*WHAT IS NEEDED:* The answer is the set of lines that include "JSON", copied from the data below.

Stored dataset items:
*****
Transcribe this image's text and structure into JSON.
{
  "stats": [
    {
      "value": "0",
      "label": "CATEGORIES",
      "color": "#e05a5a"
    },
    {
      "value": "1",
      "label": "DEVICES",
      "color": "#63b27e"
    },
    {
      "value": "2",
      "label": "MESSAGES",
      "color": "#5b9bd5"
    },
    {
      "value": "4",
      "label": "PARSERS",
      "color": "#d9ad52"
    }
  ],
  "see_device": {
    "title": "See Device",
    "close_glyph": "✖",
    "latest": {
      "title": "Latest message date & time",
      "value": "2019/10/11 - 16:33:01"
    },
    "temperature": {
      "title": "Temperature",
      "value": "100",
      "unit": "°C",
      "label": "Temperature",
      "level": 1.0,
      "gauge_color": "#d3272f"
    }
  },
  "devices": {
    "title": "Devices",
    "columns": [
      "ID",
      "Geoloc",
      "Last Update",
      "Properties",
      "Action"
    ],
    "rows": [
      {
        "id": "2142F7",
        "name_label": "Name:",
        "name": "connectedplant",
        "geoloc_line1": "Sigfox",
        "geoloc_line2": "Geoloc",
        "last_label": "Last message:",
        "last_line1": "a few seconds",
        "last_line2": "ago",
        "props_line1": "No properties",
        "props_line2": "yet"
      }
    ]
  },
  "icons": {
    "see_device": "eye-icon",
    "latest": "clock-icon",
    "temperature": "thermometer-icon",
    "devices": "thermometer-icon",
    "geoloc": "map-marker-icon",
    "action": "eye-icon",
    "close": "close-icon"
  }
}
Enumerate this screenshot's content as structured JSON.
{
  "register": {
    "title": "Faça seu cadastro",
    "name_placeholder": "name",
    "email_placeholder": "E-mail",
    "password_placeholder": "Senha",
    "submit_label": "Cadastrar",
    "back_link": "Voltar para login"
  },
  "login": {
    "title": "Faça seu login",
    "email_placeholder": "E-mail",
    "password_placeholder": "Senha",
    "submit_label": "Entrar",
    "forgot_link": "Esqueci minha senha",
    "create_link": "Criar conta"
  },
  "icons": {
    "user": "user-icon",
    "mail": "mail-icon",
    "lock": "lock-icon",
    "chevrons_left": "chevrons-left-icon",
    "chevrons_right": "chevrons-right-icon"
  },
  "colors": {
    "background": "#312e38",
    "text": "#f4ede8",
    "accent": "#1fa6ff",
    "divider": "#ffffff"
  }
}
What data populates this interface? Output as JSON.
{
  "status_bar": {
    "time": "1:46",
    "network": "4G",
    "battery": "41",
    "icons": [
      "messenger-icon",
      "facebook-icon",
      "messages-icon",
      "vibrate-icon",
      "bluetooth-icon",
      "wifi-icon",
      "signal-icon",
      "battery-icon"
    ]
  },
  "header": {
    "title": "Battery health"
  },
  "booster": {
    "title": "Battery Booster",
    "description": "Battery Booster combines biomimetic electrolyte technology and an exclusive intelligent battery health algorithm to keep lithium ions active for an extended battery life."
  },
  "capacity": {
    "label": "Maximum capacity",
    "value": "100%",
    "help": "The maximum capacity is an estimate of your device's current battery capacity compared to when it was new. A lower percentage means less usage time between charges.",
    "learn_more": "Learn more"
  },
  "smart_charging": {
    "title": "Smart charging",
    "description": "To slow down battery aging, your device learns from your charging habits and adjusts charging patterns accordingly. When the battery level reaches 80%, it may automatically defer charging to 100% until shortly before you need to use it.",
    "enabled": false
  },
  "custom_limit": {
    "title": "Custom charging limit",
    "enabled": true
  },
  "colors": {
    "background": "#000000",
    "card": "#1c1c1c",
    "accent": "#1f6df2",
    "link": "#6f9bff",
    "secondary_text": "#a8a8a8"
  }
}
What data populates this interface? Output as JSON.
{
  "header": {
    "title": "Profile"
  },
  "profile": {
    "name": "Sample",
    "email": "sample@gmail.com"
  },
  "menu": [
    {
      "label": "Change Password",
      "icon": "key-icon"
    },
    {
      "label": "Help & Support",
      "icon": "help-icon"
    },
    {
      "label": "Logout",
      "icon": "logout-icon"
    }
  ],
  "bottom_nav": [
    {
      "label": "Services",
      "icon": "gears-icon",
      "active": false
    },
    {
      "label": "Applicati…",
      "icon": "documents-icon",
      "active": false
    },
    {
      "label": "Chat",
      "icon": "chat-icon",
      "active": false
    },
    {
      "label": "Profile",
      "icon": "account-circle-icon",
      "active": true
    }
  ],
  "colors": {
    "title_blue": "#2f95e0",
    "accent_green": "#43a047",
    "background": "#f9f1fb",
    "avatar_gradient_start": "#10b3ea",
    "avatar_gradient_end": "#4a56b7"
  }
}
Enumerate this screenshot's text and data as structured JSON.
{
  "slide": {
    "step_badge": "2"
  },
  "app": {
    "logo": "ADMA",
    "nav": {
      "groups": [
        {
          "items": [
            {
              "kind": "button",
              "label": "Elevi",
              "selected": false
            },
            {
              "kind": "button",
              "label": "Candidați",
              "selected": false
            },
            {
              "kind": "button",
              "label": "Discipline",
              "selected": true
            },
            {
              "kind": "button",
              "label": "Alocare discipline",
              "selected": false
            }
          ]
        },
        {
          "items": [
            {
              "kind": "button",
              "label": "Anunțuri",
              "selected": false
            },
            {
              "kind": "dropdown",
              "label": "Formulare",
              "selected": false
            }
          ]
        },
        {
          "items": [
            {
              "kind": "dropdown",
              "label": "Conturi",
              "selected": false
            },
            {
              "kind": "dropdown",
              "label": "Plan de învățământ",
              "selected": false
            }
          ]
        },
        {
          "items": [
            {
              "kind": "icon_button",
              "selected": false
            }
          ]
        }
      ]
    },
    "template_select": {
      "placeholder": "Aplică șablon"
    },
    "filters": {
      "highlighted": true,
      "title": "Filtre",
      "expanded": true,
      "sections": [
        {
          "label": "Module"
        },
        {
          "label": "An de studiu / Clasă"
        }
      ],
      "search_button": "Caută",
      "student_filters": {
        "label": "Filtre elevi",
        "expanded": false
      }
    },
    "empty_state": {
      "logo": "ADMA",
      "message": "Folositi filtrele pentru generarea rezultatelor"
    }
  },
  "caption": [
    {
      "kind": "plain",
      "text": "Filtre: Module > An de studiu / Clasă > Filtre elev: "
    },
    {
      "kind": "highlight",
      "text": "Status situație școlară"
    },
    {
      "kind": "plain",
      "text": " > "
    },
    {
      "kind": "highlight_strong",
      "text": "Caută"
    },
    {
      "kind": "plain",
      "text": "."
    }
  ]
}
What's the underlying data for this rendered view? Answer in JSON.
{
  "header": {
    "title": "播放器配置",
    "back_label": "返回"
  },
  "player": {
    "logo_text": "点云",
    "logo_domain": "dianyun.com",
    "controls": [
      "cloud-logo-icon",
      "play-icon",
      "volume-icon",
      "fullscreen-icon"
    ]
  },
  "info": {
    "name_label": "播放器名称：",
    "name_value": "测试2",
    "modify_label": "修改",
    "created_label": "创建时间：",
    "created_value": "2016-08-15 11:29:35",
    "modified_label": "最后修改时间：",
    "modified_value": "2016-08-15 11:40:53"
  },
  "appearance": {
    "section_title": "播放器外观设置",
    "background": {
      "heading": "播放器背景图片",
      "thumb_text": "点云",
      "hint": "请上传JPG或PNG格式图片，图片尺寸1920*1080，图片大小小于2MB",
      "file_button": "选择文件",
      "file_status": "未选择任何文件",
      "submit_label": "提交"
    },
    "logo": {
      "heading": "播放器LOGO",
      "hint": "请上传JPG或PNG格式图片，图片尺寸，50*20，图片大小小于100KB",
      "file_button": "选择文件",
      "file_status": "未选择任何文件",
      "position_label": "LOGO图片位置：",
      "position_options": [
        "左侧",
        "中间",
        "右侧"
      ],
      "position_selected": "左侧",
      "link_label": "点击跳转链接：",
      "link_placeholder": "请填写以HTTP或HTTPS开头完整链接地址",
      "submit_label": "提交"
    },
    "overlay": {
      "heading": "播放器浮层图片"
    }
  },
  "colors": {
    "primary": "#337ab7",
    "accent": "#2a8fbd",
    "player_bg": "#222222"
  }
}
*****
*ANSWER SECTION:*
Transcribe this image's text and structure into JSON.
Enumerate this screenshot's content as structured JSON.
What data populates this interface? Output as JSON.
What data populates this interface? Output as JSON.
Enumerate this screenshot's text and data as structured JSON.
What's the underlying data for this rendered view? Answer in JSON.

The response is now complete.